THE coalition of Shia prime minister Nuri al-Maliki held a wide lead yesterday in early results from Baghdad, the major prize in elections Iraqis hope will stabilise a nation riven by years of sectarian warfare.
The Iraqi National Alliance (INA), a fellow Shia bloc with close ties to Iran, trailed by 50,000 votes with just 18 per cent of the count completed in Baghdad.

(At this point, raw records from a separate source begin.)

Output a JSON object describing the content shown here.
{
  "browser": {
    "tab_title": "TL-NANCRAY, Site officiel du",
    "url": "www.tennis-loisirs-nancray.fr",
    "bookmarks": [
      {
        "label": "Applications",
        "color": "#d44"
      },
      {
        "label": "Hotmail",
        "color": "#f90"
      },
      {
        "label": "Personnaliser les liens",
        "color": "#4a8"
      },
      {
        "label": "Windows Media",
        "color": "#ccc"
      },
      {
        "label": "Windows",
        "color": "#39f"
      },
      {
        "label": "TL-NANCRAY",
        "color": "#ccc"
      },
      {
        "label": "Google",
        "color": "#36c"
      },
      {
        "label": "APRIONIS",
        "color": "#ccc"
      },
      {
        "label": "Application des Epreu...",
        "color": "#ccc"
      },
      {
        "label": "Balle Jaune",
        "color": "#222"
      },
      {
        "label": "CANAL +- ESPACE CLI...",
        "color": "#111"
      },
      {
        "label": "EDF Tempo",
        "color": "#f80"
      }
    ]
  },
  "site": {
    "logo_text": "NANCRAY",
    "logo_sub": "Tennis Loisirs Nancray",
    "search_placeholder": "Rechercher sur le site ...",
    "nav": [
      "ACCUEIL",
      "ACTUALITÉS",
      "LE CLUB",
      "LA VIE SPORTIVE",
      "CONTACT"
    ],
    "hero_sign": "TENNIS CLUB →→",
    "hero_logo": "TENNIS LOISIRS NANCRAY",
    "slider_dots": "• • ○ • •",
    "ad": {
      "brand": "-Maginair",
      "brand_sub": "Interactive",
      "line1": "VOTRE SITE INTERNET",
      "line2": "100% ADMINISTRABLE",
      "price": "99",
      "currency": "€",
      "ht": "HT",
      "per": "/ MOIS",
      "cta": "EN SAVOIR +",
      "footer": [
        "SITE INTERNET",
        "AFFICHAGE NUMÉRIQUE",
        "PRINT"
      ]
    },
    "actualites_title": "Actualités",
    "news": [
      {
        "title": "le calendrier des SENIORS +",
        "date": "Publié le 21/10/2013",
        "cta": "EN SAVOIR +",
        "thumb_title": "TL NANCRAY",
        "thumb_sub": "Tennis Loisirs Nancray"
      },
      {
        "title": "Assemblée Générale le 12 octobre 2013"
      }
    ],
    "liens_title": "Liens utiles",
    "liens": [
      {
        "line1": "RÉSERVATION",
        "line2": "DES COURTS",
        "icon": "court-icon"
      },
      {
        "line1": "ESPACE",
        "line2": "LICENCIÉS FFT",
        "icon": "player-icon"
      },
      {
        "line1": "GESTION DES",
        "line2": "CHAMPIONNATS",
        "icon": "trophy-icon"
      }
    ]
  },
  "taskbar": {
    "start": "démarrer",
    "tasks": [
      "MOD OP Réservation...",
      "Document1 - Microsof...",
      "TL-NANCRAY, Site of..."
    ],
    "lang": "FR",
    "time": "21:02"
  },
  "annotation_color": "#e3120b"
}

The capital city is worth twice as many seats in parliament as the next largest province.
The secularist, cross-sectarian Iraqiya List, headed by former prime minister Iyad Allawi, was a close third in Baghdad.
With early results representing only a fraction of the vote and no figures in from areas like the southern oil-hub Basra, overall results were too close to call six days after the vote.
Politicians promised the election would bring better governance and security as the US prepares to end combat operations seven years after ousting Saddam Hussein.
But the margins tallied so far suggest weeks or months of horse-trading ahead to form a government and pick a prime minister.
After the last elections in 2005, sectarian violence erupted as politicians took months to form a government.
Political analyst Hazem al-Nuaimi cautioned against reading too much into Baghdad results because it was unclear which parts of the largely segregated city the early votes represent.
"It is clear that the final votes will be distributed among the blocs closely," Mr Nuaimi said. "This means there will no winning bloc with a big margin."